A map of the cordoned off area where the tour goes
This is a city which has been stripped of its central business district and a city where the skyline is barely recognisable. More than a year and a half since the devastating earthquakes killed 185 people and decimated buildings in the city centre, signs of recovery, albeit slow ones, are starting to show. The tour into the heart of Christhchurch's shut down CBD makes it very clear however, that the city will never again look the way it once did.
The city skyline is barely recognisable leaving what looks like an ongoing construction site
Safety briefings out of the way, the tone has been set and the modern city transit bus pulls away from the Christchurch museum in the city's largely unaffected cultural precinct. From here the bus travels along major streets in the downtown area where buildings once stood and makeshift parking lots have since sprung up. The amount of empty space in the centre of New Zealand's second largest city centre leaves the area feeling like it is missing its core, and being a first time visitor to the city, it is at time hard to comprehend how the area once looked. 18 months on it is clear business and tourism operators in the city must be doing it tough, if they already haven't shut up shop.
These feelings of a deserted ghost town become ever more obvious as the bus is signed through a cordoned off military checkpoint about 10 minutes into the tour. We are the only members of the public allowed to be in this area, an area that is still considered dangerous and off limits to pedestrians. The bus moves along slowly navigating the deserted high streets, which formed the commercial centre of town. While the group is not allowed off the bus their are plenty of opportunities to observe the damage from the bus with factual and revealing commentary provided by the tour guide. It is facts like knowing that more than 1000 buildings within the city centre have or still will be demolished, which give a sense of the enormous scale of the disaster. It also hearing the personal anecdotes from my friend living in the city, and from the tour operators themselves onboard while on tour which gives a sense what daily life post-earthquake is like for the city's residents. This was something which until hearing and seeing for myself was very hard to comprehend.
Empty space where buildings once stood and makeshift parking lots add to the city's deserted feeling
One of the many structurally unsound building that have been demolished since the quake.

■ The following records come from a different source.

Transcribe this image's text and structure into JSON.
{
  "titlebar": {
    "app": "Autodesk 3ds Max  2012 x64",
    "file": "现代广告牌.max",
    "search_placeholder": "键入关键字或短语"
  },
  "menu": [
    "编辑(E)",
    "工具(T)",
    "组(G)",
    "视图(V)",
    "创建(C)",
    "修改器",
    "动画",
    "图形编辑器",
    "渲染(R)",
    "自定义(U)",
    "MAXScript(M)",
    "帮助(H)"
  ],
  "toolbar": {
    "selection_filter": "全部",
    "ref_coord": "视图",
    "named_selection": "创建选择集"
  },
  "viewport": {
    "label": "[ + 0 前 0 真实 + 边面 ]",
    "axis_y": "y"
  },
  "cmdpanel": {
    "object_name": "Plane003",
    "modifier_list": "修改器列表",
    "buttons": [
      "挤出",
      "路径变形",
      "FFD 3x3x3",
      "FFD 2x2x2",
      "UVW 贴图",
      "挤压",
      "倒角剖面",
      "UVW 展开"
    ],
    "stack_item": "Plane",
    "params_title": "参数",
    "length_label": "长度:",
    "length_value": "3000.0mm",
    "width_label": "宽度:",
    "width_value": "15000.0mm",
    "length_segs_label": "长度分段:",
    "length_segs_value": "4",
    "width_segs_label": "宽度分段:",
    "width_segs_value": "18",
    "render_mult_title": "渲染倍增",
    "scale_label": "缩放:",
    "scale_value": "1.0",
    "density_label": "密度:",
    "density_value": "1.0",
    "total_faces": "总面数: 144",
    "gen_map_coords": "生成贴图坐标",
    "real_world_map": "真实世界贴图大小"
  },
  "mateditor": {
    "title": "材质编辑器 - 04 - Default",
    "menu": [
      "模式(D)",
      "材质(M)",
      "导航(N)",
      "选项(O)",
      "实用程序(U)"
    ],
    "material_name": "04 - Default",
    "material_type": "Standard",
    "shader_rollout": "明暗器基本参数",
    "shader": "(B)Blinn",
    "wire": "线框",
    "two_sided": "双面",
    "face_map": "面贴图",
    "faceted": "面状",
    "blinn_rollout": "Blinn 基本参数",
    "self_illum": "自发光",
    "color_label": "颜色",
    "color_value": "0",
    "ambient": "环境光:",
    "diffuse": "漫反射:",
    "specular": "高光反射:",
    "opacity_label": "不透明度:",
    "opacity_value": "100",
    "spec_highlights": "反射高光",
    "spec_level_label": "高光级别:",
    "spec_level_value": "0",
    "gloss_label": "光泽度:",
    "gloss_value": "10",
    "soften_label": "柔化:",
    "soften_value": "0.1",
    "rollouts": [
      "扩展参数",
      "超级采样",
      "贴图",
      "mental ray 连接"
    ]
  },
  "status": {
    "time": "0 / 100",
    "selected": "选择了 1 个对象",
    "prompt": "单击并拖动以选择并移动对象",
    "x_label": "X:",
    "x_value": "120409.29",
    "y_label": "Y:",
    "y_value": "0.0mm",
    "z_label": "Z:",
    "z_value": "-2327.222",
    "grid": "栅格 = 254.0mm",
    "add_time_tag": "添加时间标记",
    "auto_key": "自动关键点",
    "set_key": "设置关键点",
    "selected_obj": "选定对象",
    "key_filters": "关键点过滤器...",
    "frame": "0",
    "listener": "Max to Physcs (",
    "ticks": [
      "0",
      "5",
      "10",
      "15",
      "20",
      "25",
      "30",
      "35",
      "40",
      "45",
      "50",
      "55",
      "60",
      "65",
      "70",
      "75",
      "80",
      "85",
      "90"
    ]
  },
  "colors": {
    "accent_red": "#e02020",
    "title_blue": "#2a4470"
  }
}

It was difficult for many, myself included, not to be moved as the bus paused at the site where Canterbury television building once stood, where 115 people lost their lives and where a memorial has since been placed. Arriving at the Christchurch magnificent stone Cathedral which lost its spire, and is largely damaged as a result of the quake was another reminder of the scale of destruction and the sad reality that so many heritage buildings were severely damaged or destroyed completely.
Before and after shots of Christchurch once magnificent stone cathedral. Before Photo: Greg O'Beirne (Wikimedia Commons)
Though so many buildings were lost, the tour gave insights on the rebuilding process in the damaged city. This gave a sense of hope, as Christchurch now has the opportunity to reinvent itself as the city is literally building itself from the ground up. These plans include utilising cutting edge technologies and building materials to protect against future quakes and the herald the city as the world newest. Already retailers in the city have converted used shipping containers into brightly painted multileveled stores as a world-first. These containers have been placed well to form Christchurch new outdoor pedestrian mall and retail hub which is a unique and creative use of materials and hopefully a sign of the vision to come when rebuilding the city.
Retailers have converted shipping containers into unique and vibrant store space as part of the rebuilding process
Entering Christchurch's red zone and taking a tour of the area helped me to understand the effects of the disaster and the slow process of rebuilding the city. It provided candid and informative commentary to understand what it was like at the time of the earthquake, and what it is like to live in the city 18 months on.
Tours run 7 days per week and depart Rolleston Avenue, outside the Canterbury Museum. Tickets are $15.00 per person with a tour duration is approximately 45 minutes. For more information visit the Red Bus website